A local system of producing, preserving, cooking and consuming food based in time-tested, more sustainable practices would serve the state in addressing issues of health, climate change and injustice, say supporters of the Headwaters Community Food and Water Economic Resiliency program.
Developing such a program is behind HF1332, which would help build infrastructure for a local food economy through the Department of Employment and Economic Development.
The program would offer technical and financial support for things such as plant and seed exchanges, aquifer restoration, crop insurance, transitions to organic agriculture, neighborhood food hubs, restoration of biodiversity, and carbon sequestration.

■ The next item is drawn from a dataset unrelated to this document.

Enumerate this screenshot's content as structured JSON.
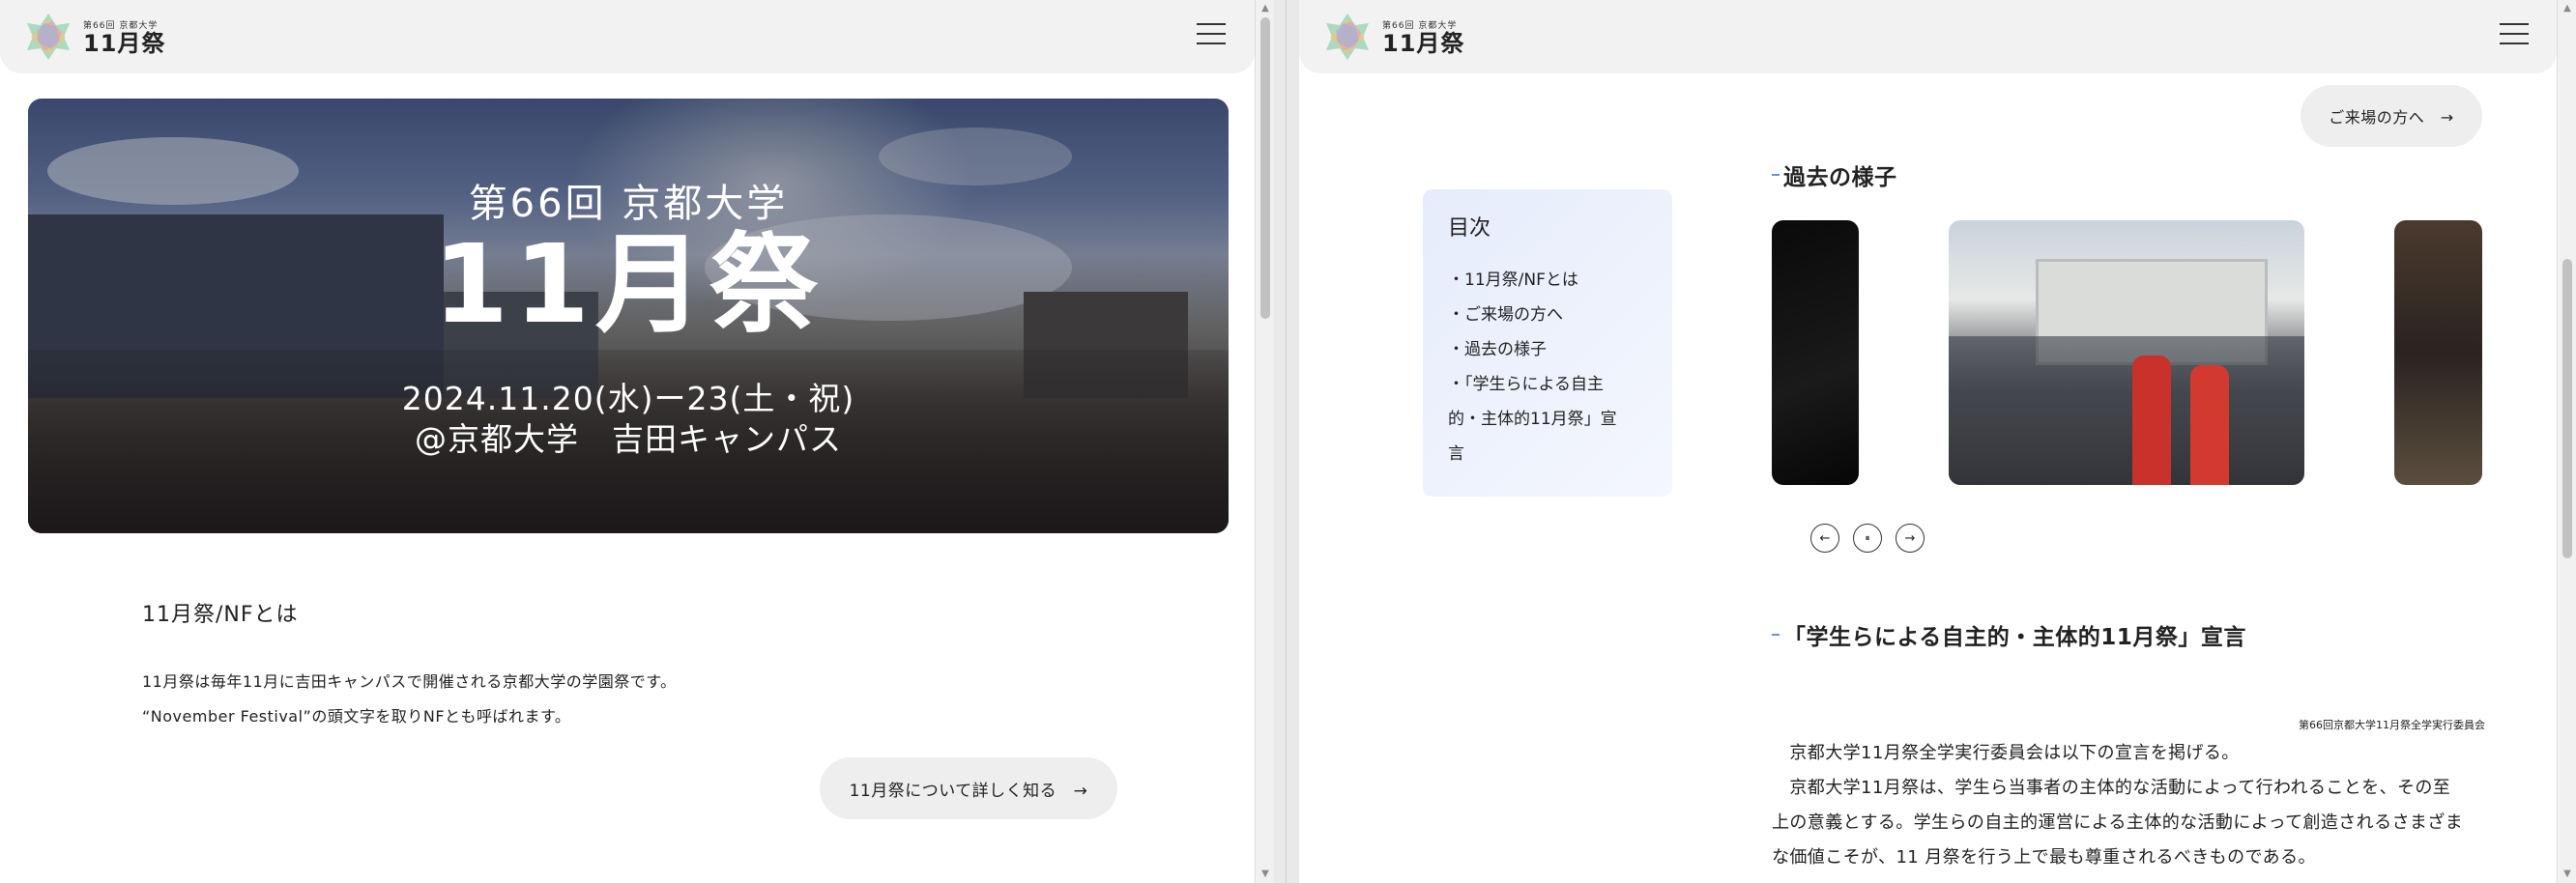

It would encourage “the revival of food systems defined by cultures of Black people, Indigenous people, and people of color,” the bill states.
Sponsored by Rep. Kaohly Vang Her (DFL-St. Paul), the bill was laid over Monday by the House Workforce and Business Development Finance and Policy Committee for possible omnibus bill inclusion.
“The purpose of the program is to provide an alternative to the industrial food economy by establishing and maintaining a local and regenerative food web to address – in a sustainable manner – the challenges of food, water and climate,” Her said.
Marita Bujold, founder of Just Food and Water, said residents are stewards of a priceless ecosystem tied to Lake Superior, the Mississippi River and countless other lakes and rivers across the state. There is a connection between the health of nature and the health of people.
“We have a publicly funded food economy, just not the one we need to be good stewards,” Bujold said.
Rep. Keith Franke (R-St. Paul Park) asked if the department is the appropriate place to provide affordable health care for every member of the food web such as farmers and drivers, which is a provision of the bill.
Franke also asked if a requirement of a financial subsidy to make fruits and vegetable affordable for all income levels would be in addition to other food subsidies.
Rep. Tony Jurgens (R-Cottage Grove) raised questions about provisions seeking rights of personhood for ecosystems and enhancing legal rights of nature. “This reads as if the law would give a tree more rights than an unborn child, and that does not make sense to me.”